* What you are asked to do:
Search the listing for the word "videos" and copy every line where it turns up.

* Extracted records:

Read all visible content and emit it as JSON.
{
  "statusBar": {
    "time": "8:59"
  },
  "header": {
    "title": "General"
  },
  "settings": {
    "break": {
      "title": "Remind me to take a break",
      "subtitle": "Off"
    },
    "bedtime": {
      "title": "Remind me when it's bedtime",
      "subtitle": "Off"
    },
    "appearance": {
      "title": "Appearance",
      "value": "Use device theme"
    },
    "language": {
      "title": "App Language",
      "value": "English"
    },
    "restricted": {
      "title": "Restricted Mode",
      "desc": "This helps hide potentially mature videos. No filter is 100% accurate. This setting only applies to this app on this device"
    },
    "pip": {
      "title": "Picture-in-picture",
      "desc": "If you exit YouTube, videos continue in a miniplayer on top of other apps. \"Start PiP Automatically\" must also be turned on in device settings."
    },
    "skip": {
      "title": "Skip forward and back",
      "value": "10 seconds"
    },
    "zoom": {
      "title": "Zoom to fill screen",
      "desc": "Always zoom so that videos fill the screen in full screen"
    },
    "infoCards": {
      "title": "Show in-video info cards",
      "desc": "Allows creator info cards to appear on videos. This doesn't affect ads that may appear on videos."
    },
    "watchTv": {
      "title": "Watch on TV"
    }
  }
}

* Reply to the task:
      "desc": "This helps hide potentially mature videos. No filter is 100% accurate. This setting only applies to this app on this device"
      "desc": "If you exit YouTube, videos continue in a miniplayer on top of other apps. \"Start PiP Automatically\" must also be turned on in device settings."
      "desc": "Always zoom so that videos fill the screen in full screen"
      "desc": "Allows creator info cards to appear on videos. This doesn't affect ads that may appear on videos."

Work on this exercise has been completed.